The highlighted move in the game notation above (13…Bd6) is designated as the “last book move” by Fritz12 using Powerbook 2011 as its opening reference; this means that White’s next move wasn’t part of known opening theory. Even though this is a correspondence game (in which players may consult reference materials such as books and databases), it’s still pretty impressive that both players have stuck with established theory for thirteen full moves. Also note Fritz’ assessment of the position after that last book move was played: White is ahead by nearly three-quarters of a pawn.

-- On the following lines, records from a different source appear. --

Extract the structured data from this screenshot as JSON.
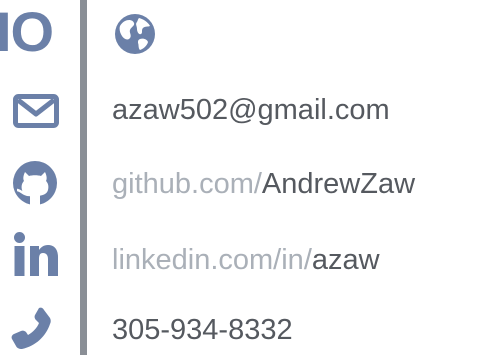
{
  "colors": {
    "accent": "#6b80a8",
    "divider": "#8a8f96",
    "text": "#55595f",
    "muted_text": "#aab0b8"
  },
  "header": {
    "logo_text": "IO",
    "globe_icon": "globe-icon"
  },
  "contacts": {
    "email": {
      "icon": "envelope-icon",
      "value": "azaw502@gmail.com"
    },
    "github": {
      "icon": "github-icon",
      "prefix": "github.com/",
      "handle": "AndrewZaw"
    },
    "linkedin": {
      "icon": "linkedin-icon",
      "prefix": "linkedin.com/in/",
      "handle": "azaw"
    },
    "phone": {
      "icon": "phone-icon",
      "value": "305-934-8332"
    }
  }
}
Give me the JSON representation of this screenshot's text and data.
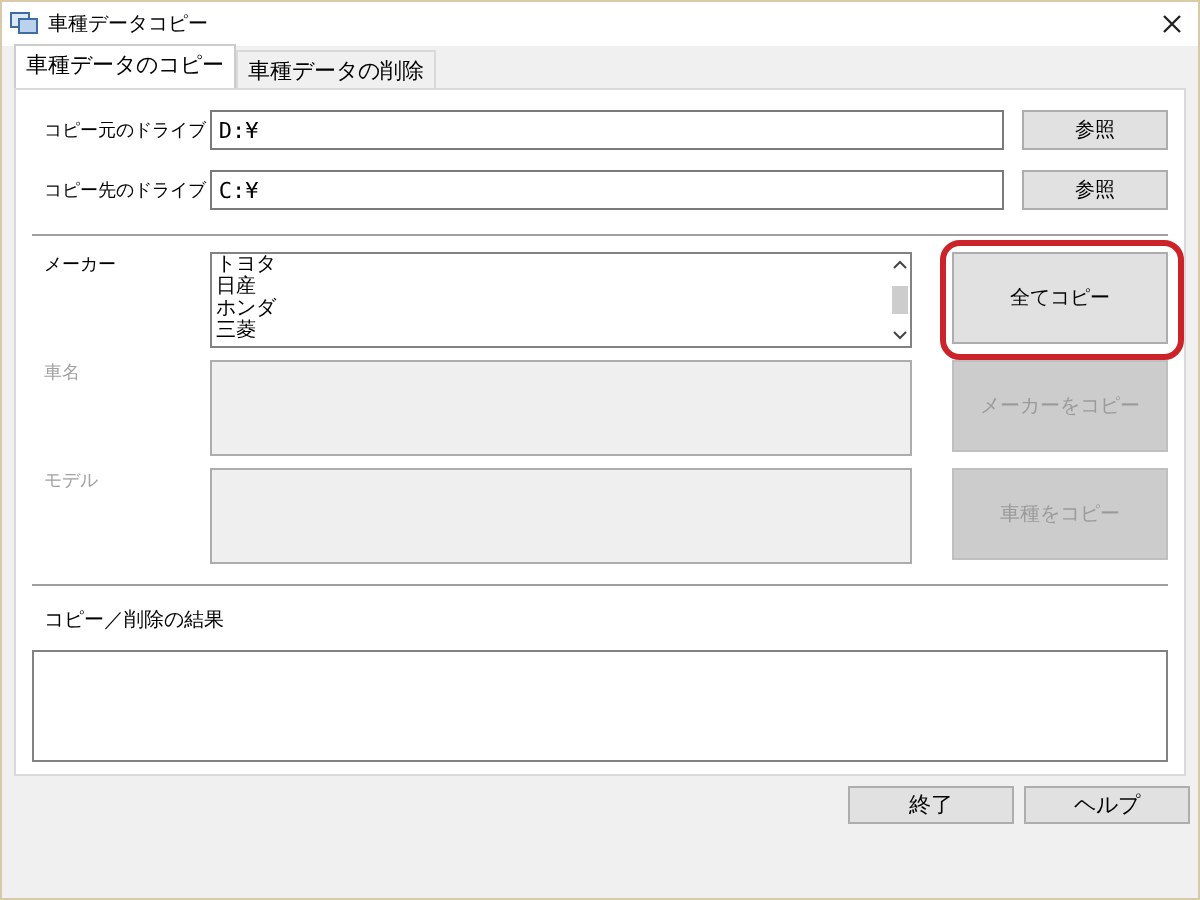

But look what happened after White’s next move (14.Ng5), which some old-school annotators might have termed a “feckless Knight advance”: the chess engine’s positional evaluation indicates that White, with a single move, has lost most of his advantage (going from a big advantage of almost three-quarters of a pawn to a miniscule advantage of just over one-tenth of a pawn). White’s probable intent was to play Ne6 as the follow-up. But if you study Fritz’ suggested variation at this point (beginning with 14.Rae1) you’ll see how White could have made (mostly) quieter moves, built his position slowly, controlled more space, and kept his three-quarters of a pawn advantage.

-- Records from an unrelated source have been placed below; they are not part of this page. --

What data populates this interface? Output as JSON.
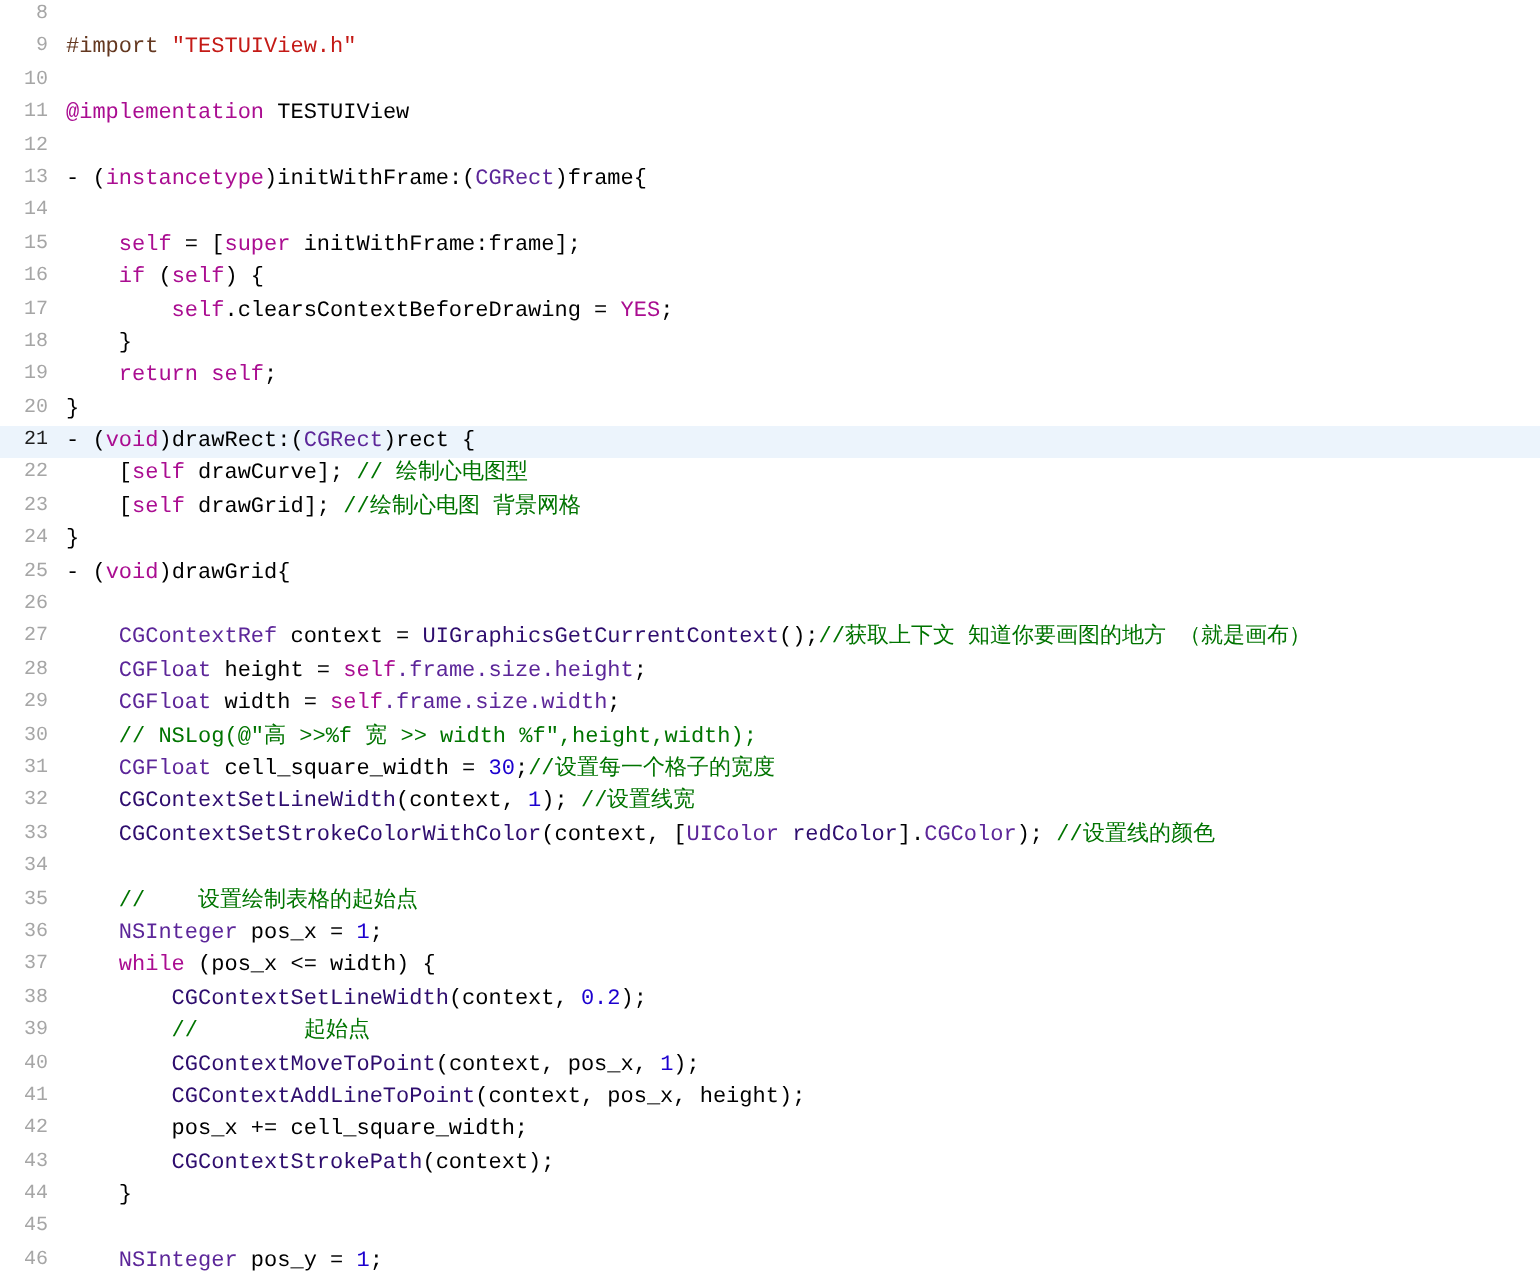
{
  "editor": {
    "lines": [
      {
        "number": "8",
        "current": false
      },
      {
        "number": "9",
        "current": false,
        "tokens": [
          {
            "kind": "preproc",
            "text": "#import "
          },
          {
            "kind": "string",
            "text": "\"TESTUIView.h\""
          }
        ]
      },
      {
        "number": "10",
        "current": false
      },
      {
        "number": "11",
        "current": false,
        "tokens": [
          {
            "kind": "keyword",
            "text": "@implementation"
          },
          {
            "kind": "plain",
            "text": " TESTUIView"
          }
        ]
      },
      {
        "number": "12",
        "current": false
      },
      {
        "number": "13",
        "current": false,
        "tokens": [
          {
            "kind": "plain",
            "text": "- ("
          },
          {
            "kind": "keyword",
            "text": "instancetype"
          },
          {
            "kind": "plain",
            "text": ")initWithFrame:("
          },
          {
            "kind": "type",
            "text": "CGRect"
          },
          {
            "kind": "plain",
            "text": ")frame{"
          }
        ]
      },
      {
        "number": "14",
        "current": false
      },
      {
        "number": "15",
        "current": false,
        "tokens": [
          {
            "kind": "keyword",
            "text": "    self"
          },
          {
            "kind": "plain",
            "text": " = ["
          },
          {
            "kind": "keyword",
            "text": "super"
          },
          {
            "kind": "plain",
            "text": " initWithFrame:frame];"
          }
        ]
      },
      {
        "number": "16",
        "current": false,
        "tokens": [
          {
            "kind": "keyword",
            "text": "    if"
          },
          {
            "kind": "plain",
            "text": " ("
          },
          {
            "kind": "keyword",
            "text": "self"
          },
          {
            "kind": "plain",
            "text": ") {"
          }
        ]
      },
      {
        "number": "17",
        "current": false,
        "tokens": [
          {
            "kind": "keyword",
            "text": "        self"
          },
          {
            "kind": "plain",
            "text": ".clearsContextBeforeDrawing = "
          },
          {
            "kind": "keyword",
            "text": "YES"
          },
          {
            "kind": "plain",
            "text": ";"
          }
        ]
      },
      {
        "number": "18",
        "current": false,
        "tokens": [
          {
            "kind": "plain",
            "text": "    }"
          }
        ]
      },
      {
        "number": "19",
        "current": false,
        "tokens": [
          {
            "kind": "keyword",
            "text": "    return self"
          },
          {
            "kind": "plain",
            "text": ";"
          }
        ]
      },
      {
        "number": "20",
        "current": false,
        "tokens": [
          {
            "kind": "plain",
            "text": "}"
          }
        ]
      },
      {
        "number": "21",
        "current": true,
        "tokens": [
          {
            "kind": "plain",
            "text": "- ("
          },
          {
            "kind": "keyword",
            "text": "void"
          },
          {
            "kind": "plain",
            "text": ")drawRect:("
          },
          {
            "kind": "type",
            "text": "CGRect"
          },
          {
            "kind": "plain",
            "text": ")rect {"
          }
        ]
      },
      {
        "number": "22",
        "current": false,
        "tokens": [
          {
            "kind": "plain",
            "text": "    ["
          },
          {
            "kind": "keyword",
            "text": "self"
          },
          {
            "kind": "plain",
            "text": " drawCurve]; "
          },
          {
            "kind": "comment",
            "text": "// 绘制心电图型"
          }
        ]
      },
      {
        "number": "23",
        "current": false,
        "tokens": [
          {
            "kind": "plain",
            "text": "    ["
          },
          {
            "kind": "keyword",
            "text": "self"
          },
          {
            "kind": "plain",
            "text": " drawGrid]; "
          },
          {
            "kind": "comment",
            "text": "//绘制心电图 背景网格"
          }
        ]
      },
      {
        "number": "24",
        "current": false,
        "tokens": [
          {
            "kind": "plain",
            "text": "}"
          }
        ]
      },
      {
        "number": "25",
        "current": false,
        "tokens": [
          {
            "kind": "plain",
            "text": "- ("
          },
          {
            "kind": "keyword",
            "text": "void"
          },
          {
            "kind": "plain",
            "text": ")drawGrid{"
          }
        ]
      },
      {
        "number": "26",
        "current": false
      },
      {
        "number": "27",
        "current": false,
        "tokens": [
          {
            "kind": "type",
            "text": "    CGContextRef"
          },
          {
            "kind": "plain",
            "text": " context = "
          },
          {
            "kind": "func",
            "text": "UIGraphicsGetCurrentContext"
          },
          {
            "kind": "plain",
            "text": "();"
          },
          {
            "kind": "comment",
            "text": "//获取上下文 知道你要画图的地方 （就是画布）"
          }
        ]
      },
      {
        "number": "28",
        "current": false,
        "tokens": [
          {
            "kind": "type",
            "text": "    CGFloat"
          },
          {
            "kind": "plain",
            "text": " height = "
          },
          {
            "kind": "keyword",
            "text": "self"
          },
          {
            "kind": "prop",
            "text": ".frame.size.height"
          },
          {
            "kind": "plain",
            "text": ";"
          }
        ]
      },
      {
        "number": "29",
        "current": false,
        "tokens": [
          {
            "kind": "type",
            "text": "    CGFloat"
          },
          {
            "kind": "plain",
            "text": " width = "
          },
          {
            "kind": "keyword",
            "text": "self"
          },
          {
            "kind": "prop",
            "text": ".frame.size.width"
          },
          {
            "kind": "plain",
            "text": ";"
          }
        ]
      },
      {
        "number": "30",
        "current": false,
        "tokens": [
          {
            "kind": "comment",
            "text": "    // NSLog(@\"高 >>%f 宽 >> width %f\",height,width);"
          }
        ]
      },
      {
        "number": "31",
        "current": false,
        "tokens": [
          {
            "kind": "type",
            "text": "    CGFloat"
          },
          {
            "kind": "plain",
            "text": " cell_square_width = "
          },
          {
            "kind": "number",
            "text": "30"
          },
          {
            "kind": "plain",
            "text": ";"
          },
          {
            "kind": "comment",
            "text": "//设置每一个格子的宽度"
          }
        ]
      },
      {
        "number": "32",
        "current": false,
        "tokens": [
          {
            "kind": "func",
            "text": "    CGContextSetLineWidth"
          },
          {
            "kind": "plain",
            "text": "(context, "
          },
          {
            "kind": "number",
            "text": "1"
          },
          {
            "kind": "plain",
            "text": "); "
          },
          {
            "kind": "comment",
            "text": "//设置线宽"
          }
        ]
      },
      {
        "number": "33",
        "current": false,
        "tokens": [
          {
            "kind": "func",
            "text": "    CGContextSetStrokeColorWithColor"
          },
          {
            "kind": "plain",
            "text": "(context, ["
          },
          {
            "kind": "type",
            "text": "UIColor"
          },
          {
            "kind": "func",
            "text": " redColor"
          },
          {
            "kind": "plain",
            "text": "]."
          },
          {
            "kind": "prop",
            "text": "CGColor"
          },
          {
            "kind": "plain",
            "text": "); "
          },
          {
            "kind": "comment",
            "text": "//设置线的颜色"
          }
        ]
      },
      {
        "number": "34",
        "current": false
      },
      {
        "number": "35",
        "current": false,
        "tokens": [
          {
            "kind": "comment",
            "text": "    //    设置绘制表格的起始点"
          }
        ]
      },
      {
        "number": "36",
        "current": false,
        "tokens": [
          {
            "kind": "type",
            "text": "    NSInteger"
          },
          {
            "kind": "plain",
            "text": " pos_x = "
          },
          {
            "kind": "number",
            "text": "1"
          },
          {
            "kind": "plain",
            "text": ";"
          }
        ]
      },
      {
        "number": "37",
        "current": false,
        "tokens": [
          {
            "kind": "keyword",
            "text": "    while"
          },
          {
            "kind": "plain",
            "text": " (pos_x <= width) {"
          }
        ]
      },
      {
        "number": "38",
        "current": false,
        "tokens": [
          {
            "kind": "func",
            "text": "        CGContextSetLineWidth"
          },
          {
            "kind": "plain",
            "text": "(context, "
          },
          {
            "kind": "number",
            "text": "0.2"
          },
          {
            "kind": "plain",
            "text": ");"
          }
        ]
      },
      {
        "number": "39",
        "current": false,
        "tokens": [
          {
            "kind": "comment",
            "text": "        //        起始点"
          }
        ]
      },
      {
        "number": "40",
        "current": false,
        "tokens": [
          {
            "kind": "func",
            "text": "        CGContextMoveToPoint"
          },
          {
            "kind": "plain",
            "text": "(context, pos_x, "
          },
          {
            "kind": "number",
            "text": "1"
          },
          {
            "kind": "plain",
            "text": ");"
          }
        ]
      },
      {
        "number": "41",
        "current": false,
        "tokens": [
          {
            "kind": "func",
            "text": "        CGContextAddLineToPoint"
          },
          {
            "kind": "plain",
            "text": "(context, pos_x, height);"
          }
        ]
      },
      {
        "number": "42",
        "current": false,
        "tokens": [
          {
            "kind": "plain",
            "text": "        pos_x += cell_square_width;"
          }
        ]
      },
      {
        "number": "43",
        "current": false,
        "tokens": [
          {
            "kind": "func",
            "text": "        CGContextStrokePath"
          },
          {
            "kind": "plain",
            "text": "(context);"
          }
        ]
      },
      {
        "number": "44",
        "current": false,
        "tokens": [
          {
            "kind": "plain",
            "text": "    }"
          }
        ]
      },
      {
        "number": "45",
        "current": false
      },
      {
        "number": "46",
        "current": false,
        "tokens": [
          {
            "kind": "type",
            "text": "    NSInteger"
          },
          {
            "kind": "plain",
            "text": " pos_y = "
          },
          {
            "kind": "number",
            "text": "1"
          },
          {
            "kind": "plain",
            "text": ";"
          }
        ]
      }
    ]
  }
}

With Black’s next move (14…f4), he blocks the White Knight’s protection by the Bishop, creating an attack by the Black Queen on the Knight. White responds by retreating the Knight right back to f3. As long as White was going to send the Knight out there, why not prop it up with the h-pawn?
And look at the numbers after 15.Nf3. In just two moves, White has gone from being ahead by nearly three-quarters of a pawn to being behind by more than three-quarters of a pawn! White has lost space to Black (through the advance of the f-pawn), and has lost time by essentially giving Black a couple of free moves (by pointlessly moving the Knight out and then back; compare the position after 13…Bd6 to the one after 15…Bg4 and you’ll see what I mean). Through an ill-advised premature attack, White has lost the initiative to Black, who is now on his way to establishing an attack of his own.
Though it’s not shown in the illustration, White never regains his advantage; in fact, things just get worse for him from here to the end of the game.
In looking at this analysis which Fritz generated, what could the White player learn about this game?
- He played the opening very well;
- His game fell apart two moves into the middlegame because of a premature attacking move;
- He missed an opportunity to salvage at least a relatively equal game because he retreated the Knight instead of supporting it.
While we can’t make absolute statements about White’s overall chess play on the basis of this single game, we could do so if we saw the same tendencies happen again and again over the course of several games. In such a case, we would conclude that White should study the middlegame in general and positional chess in particular (even though the premature attack would technically fall within the realm of tactics, a knowledge of positional play would have helped White to see the better alternatives available to him, neither of which was tactical in nature).
Although it initially sounds contradictory, you have to place each individual game analyzed by Fritz, etc., under the proverbial microscope in order to spot general tendencies over the course of many such analyzed games. You need to look closely at each game to see specifically where you went wrong, then combine this knowledge with that gleaned from other games to make a general determination of your chess weaknesses, which will in turn help you make an informed decision about which areas of the game to concentrate on in your chess studies.
Have fun! – Steve Lopez
Chessplayers who have purchased their ChessBase brand chess computer software from USCFSales can receive free technical support and advice on their purchases straight from me; just shoot me an e-mail (email@example.com), but please remember to include the USCFSales order number from your ChessBase software purchase. – Steve
Copyright 2011, Steven A. Lopez. All rights reserved.